Excerpted data –
*** Block opens ***

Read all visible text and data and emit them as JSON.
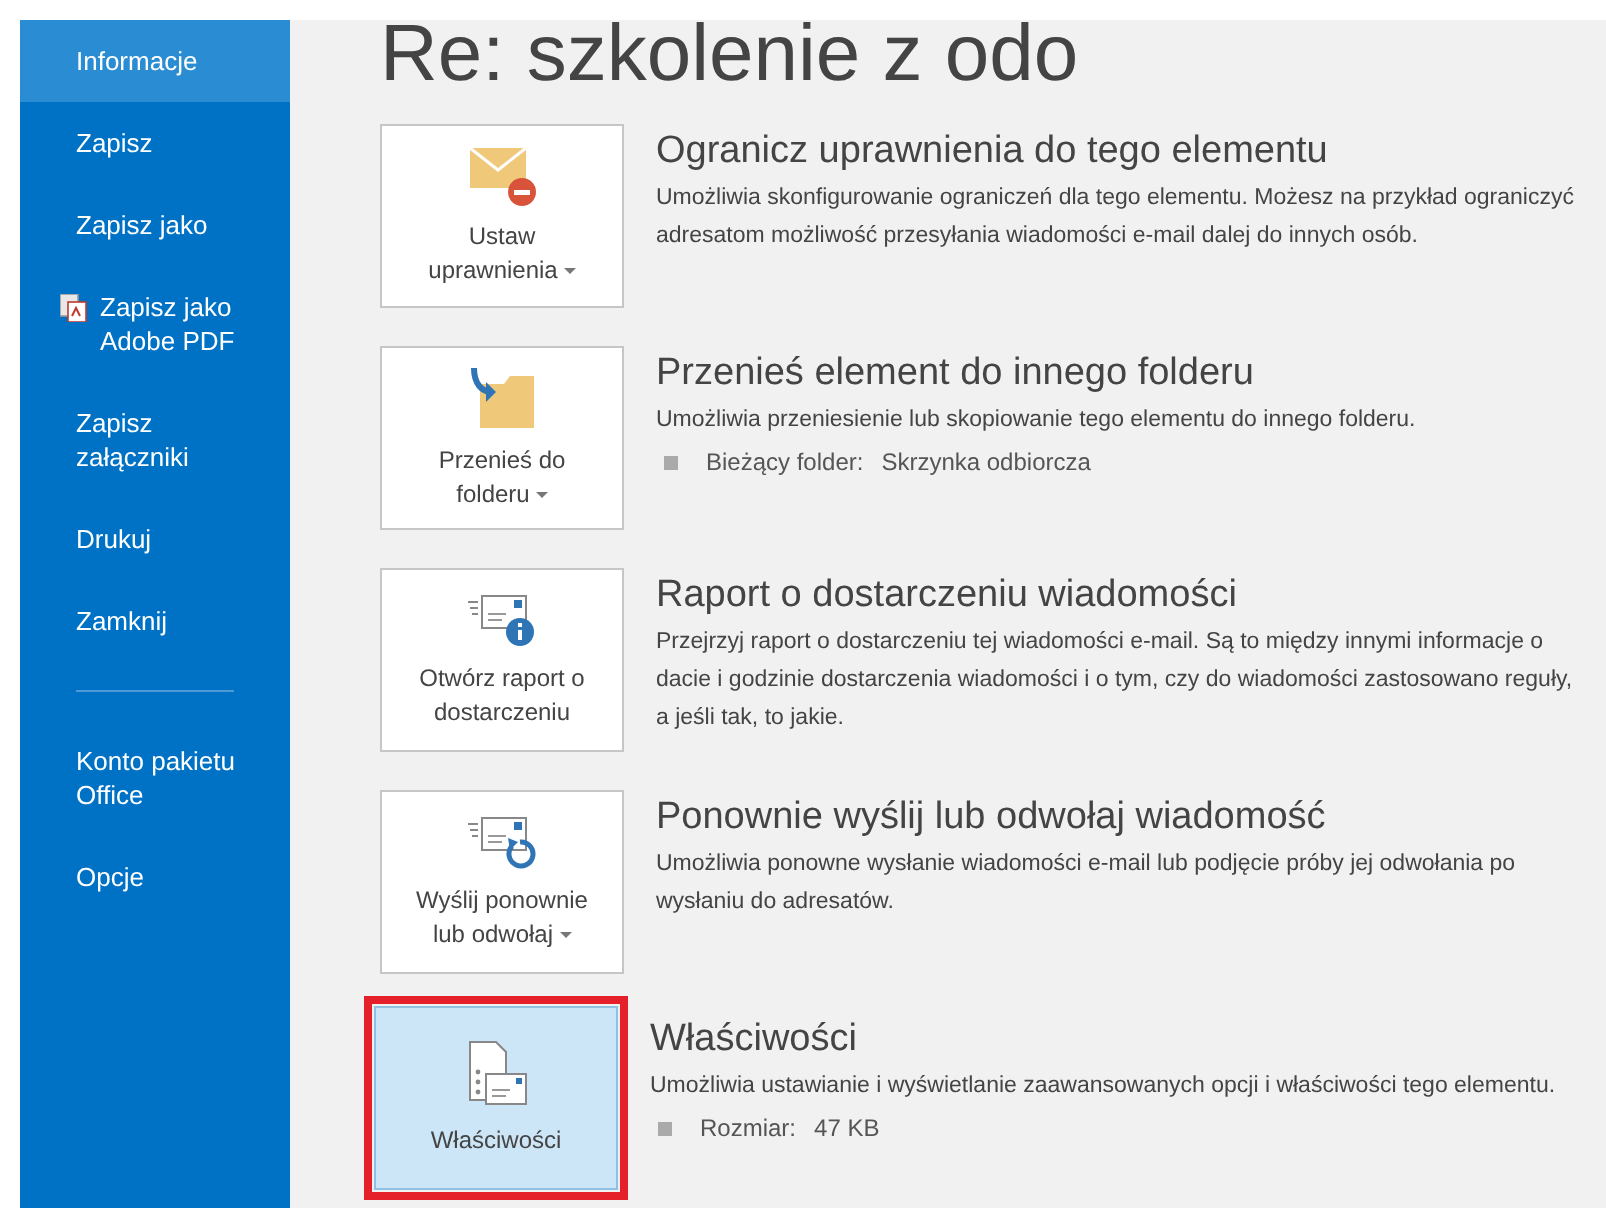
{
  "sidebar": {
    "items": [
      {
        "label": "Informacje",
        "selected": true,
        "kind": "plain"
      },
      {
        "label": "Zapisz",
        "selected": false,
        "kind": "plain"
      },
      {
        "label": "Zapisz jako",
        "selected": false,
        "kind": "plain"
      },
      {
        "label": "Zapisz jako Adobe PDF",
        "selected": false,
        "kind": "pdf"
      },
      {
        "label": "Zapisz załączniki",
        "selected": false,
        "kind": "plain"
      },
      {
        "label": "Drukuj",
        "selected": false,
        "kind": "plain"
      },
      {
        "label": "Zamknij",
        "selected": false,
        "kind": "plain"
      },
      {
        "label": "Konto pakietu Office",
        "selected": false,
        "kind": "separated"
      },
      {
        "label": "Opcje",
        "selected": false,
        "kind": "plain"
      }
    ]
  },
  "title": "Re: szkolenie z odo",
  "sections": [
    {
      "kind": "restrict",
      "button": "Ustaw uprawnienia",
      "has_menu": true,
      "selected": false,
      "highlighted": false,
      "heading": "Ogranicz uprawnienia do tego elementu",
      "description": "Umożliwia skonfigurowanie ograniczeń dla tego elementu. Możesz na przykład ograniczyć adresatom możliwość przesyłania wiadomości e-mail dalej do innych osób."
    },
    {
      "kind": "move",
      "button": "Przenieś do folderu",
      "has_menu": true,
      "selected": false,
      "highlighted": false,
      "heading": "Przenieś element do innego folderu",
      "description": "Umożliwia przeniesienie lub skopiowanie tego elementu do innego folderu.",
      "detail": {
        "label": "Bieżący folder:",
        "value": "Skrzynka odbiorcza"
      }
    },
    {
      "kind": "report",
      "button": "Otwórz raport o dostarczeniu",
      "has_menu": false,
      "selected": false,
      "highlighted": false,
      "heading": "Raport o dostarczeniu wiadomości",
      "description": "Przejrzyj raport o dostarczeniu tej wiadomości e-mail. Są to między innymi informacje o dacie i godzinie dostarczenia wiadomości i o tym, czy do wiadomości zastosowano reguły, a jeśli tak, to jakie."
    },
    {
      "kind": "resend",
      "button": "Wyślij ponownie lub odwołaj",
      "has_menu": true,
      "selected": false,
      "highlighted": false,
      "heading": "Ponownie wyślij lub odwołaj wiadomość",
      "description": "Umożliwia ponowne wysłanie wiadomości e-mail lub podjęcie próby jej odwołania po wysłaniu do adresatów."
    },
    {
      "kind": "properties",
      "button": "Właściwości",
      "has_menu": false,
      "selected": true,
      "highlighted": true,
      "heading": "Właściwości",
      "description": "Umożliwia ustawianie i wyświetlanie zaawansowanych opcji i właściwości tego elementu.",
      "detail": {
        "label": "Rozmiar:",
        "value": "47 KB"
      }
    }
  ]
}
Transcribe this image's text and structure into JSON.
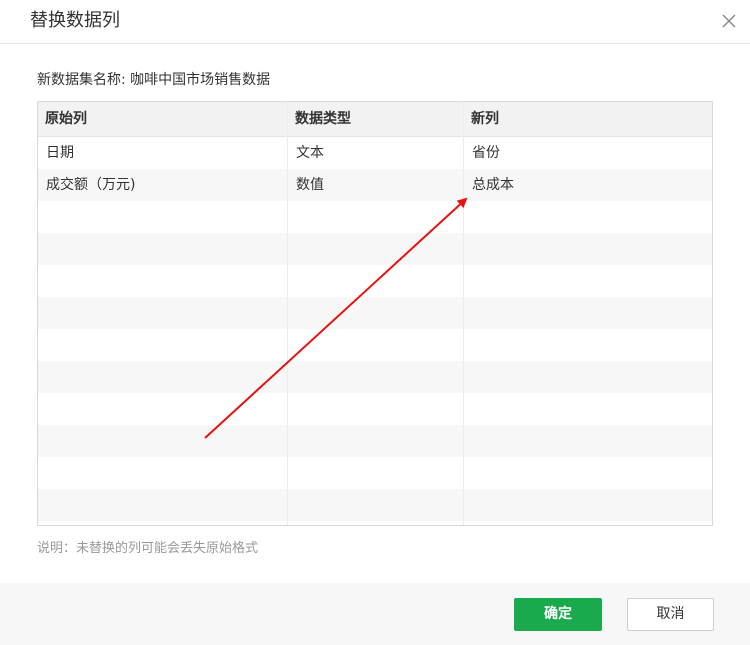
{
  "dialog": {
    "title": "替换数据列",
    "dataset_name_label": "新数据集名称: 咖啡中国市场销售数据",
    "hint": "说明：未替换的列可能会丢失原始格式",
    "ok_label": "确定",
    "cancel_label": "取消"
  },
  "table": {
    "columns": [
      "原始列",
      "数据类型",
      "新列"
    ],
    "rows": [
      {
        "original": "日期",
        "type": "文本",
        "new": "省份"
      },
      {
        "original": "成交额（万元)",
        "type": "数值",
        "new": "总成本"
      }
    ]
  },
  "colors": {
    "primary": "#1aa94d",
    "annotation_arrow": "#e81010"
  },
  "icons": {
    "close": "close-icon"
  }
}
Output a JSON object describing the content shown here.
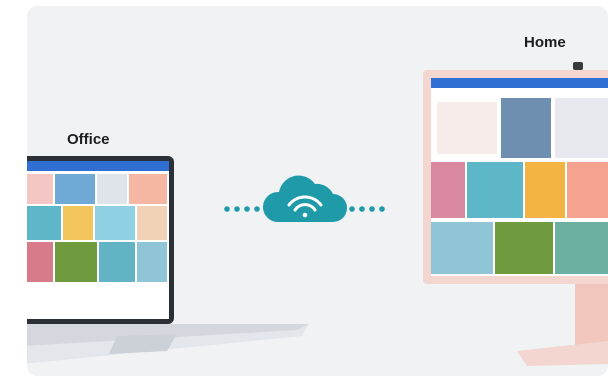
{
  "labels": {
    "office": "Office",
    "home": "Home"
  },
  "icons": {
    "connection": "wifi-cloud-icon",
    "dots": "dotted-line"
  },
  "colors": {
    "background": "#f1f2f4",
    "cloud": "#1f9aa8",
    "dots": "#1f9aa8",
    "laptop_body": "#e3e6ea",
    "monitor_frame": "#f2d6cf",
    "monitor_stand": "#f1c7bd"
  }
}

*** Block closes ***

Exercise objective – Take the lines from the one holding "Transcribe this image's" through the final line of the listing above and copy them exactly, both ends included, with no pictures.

Exercise solution –
Transcribe this image's text and structure into JSON.
{
  "dialog": {
    "title": "替换数据列",
    "dataset_name_label": "新数据集名称: 咖啡中国市场销售数据",
    "hint": "说明：未替换的列可能会丢失原始格式",
    "ok_label": "确定",
    "cancel_label": "取消"
  },
  "table": {
    "columns": [
      "原始列",
      "数据类型",
      "新列"
    ],
    "rows": [
      {
        "original": "日期",
        "type": "文本",
        "new": "省份"
      },
      {
        "original": "成交额（万元)",
        "type": "数值",
        "new": "总成本"
      }
    ]
  },
  "colors": {
    "primary": "#1aa94d",
    "annotation_arrow": "#e81010"
  },
  "icons": {
    "close": "close-icon"
  }
}
Output a JSON object describing the content shown here.
{
  "labels": {
    "office": "Office",
    "home": "Home"
  },
  "icons": {
    "connection": "wifi-cloud-icon",
    "dots": "dotted-line"
  },
  "colors": {
    "background": "#f1f2f4",
    "cloud": "#1f9aa8",
    "dots": "#1f9aa8",
    "laptop_body": "#e3e6ea",
    "monitor_frame": "#f2d6cf",
    "monitor_stand": "#f1c7bd"
  }
}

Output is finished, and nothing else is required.